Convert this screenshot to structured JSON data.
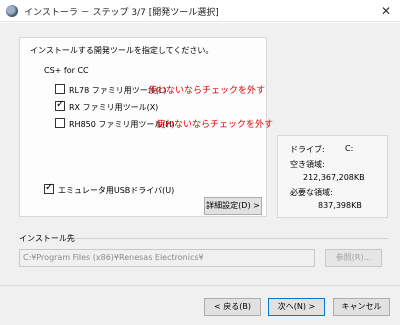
{
  "window": {
    "title": "インストーラ － ステップ 3/7 [開発ツール選択]",
    "close_glyph": "✕"
  },
  "select_panel": {
    "instruction": "インストールする開発ツールを指定してください。",
    "group_label": "CS+ for CC",
    "tools": [
      {
        "label": "RL78 ファミリ用ツール(L)",
        "checked": false,
        "note": "使わないならチェックを外す"
      },
      {
        "label": "RX ファミリ用ツール(X)",
        "checked": true,
        "note": ""
      },
      {
        "label": "RH850 ファミリ用ツール(H)",
        "checked": false,
        "note": "使わないならチェックを外す"
      }
    ],
    "emulator_usb_driver": {
      "label": "エミュレータ用USBドライバ(U)",
      "checked": true
    },
    "advanced_button": "詳細設定(D) >"
  },
  "disk_info": {
    "drive_label": "ドライブ:",
    "drive_value": "C:",
    "free_label": "空き領域:",
    "free_value": "212,367,208KB",
    "required_label": "必要な領域:",
    "required_value": "837,398KB"
  },
  "install_dest": {
    "label": "インストール先",
    "path": "C:¥Program Files (x86)¥Renesas Electronics¥",
    "browse_button": "参照(R)..."
  },
  "footer": {
    "back_button": "< 戻る(B)",
    "next_button": "次へ(N) >",
    "cancel_button": "キャンセル"
  }
}
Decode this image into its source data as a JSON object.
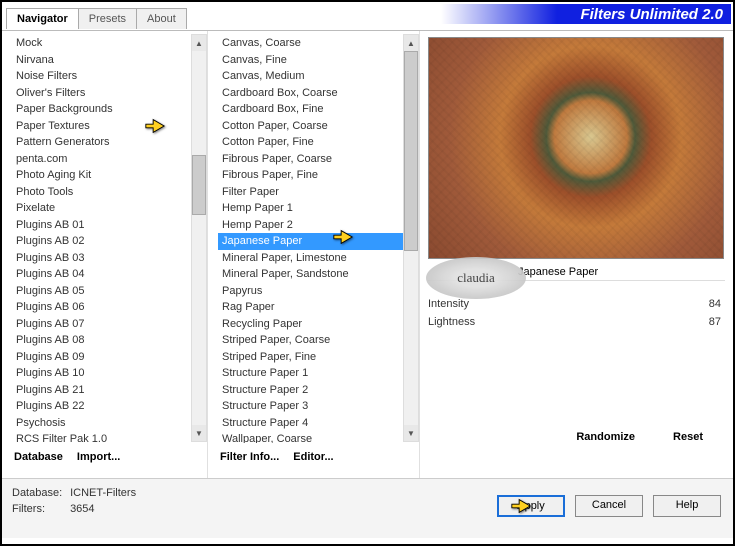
{
  "brand": "Filters Unlimited 2.0",
  "tabs": {
    "t0": "Navigator",
    "t1": "Presets",
    "t2": "About"
  },
  "col1": {
    "items": [
      "Mock",
      "Nirvana",
      "Noise Filters",
      "Oliver's Filters",
      "Paper Backgrounds",
      "Paper Textures",
      "Pattern Generators",
      "penta.com",
      "Photo Aging Kit",
      "Photo Tools",
      "Pixelate",
      "Plugins AB 01",
      "Plugins AB 02",
      "Plugins AB 03",
      "Plugins AB 04",
      "Plugins AB 05",
      "Plugins AB 06",
      "Plugins AB 07",
      "Plugins AB 08",
      "Plugins AB 09",
      "Plugins AB 10",
      "Plugins AB 21",
      "Plugins AB 22",
      "Psychosis",
      "RCS Filter Pak 1.0"
    ],
    "btn0": "Database",
    "btn1": "Import..."
  },
  "col2": {
    "items": [
      "Canvas, Coarse",
      "Canvas, Fine",
      "Canvas, Medium",
      "Cardboard Box, Coarse",
      "Cardboard Box, Fine",
      "Cotton Paper, Coarse",
      "Cotton Paper, Fine",
      "Fibrous Paper, Coarse",
      "Fibrous Paper, Fine",
      "Filter Paper",
      "Hemp Paper 1",
      "Hemp Paper 2",
      "Japanese Paper",
      "Mineral Paper, Limestone",
      "Mineral Paper, Sandstone",
      "Papyrus",
      "Rag Paper",
      "Recycling Paper",
      "Striped Paper, Coarse",
      "Striped Paper, Fine",
      "Structure Paper 1",
      "Structure Paper 2",
      "Structure Paper 3",
      "Structure Paper 4",
      "Wallpaper, Coarse"
    ],
    "selected_index": 12,
    "btn0": "Filter Info...",
    "btn1": "Editor..."
  },
  "preview": {
    "filter_name": "Japanese Paper"
  },
  "params": {
    "p0": {
      "label": "Intensity",
      "value": "84"
    },
    "p1": {
      "label": "Lightness",
      "value": "87"
    }
  },
  "right_btns": {
    "b0": "Randomize",
    "b1": "Reset"
  },
  "footer": {
    "db_label": "Database:",
    "db_value": "ICNET-Filters",
    "filters_label": "Filters:",
    "filters_value": "3654",
    "apply": "Apply",
    "cancel": "Cancel",
    "help": "Help"
  },
  "watermark": "claudia"
}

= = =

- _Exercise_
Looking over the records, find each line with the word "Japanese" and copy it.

- _Solution_
      "Japanese Paper",
    "filter_name": "Japanese Paper"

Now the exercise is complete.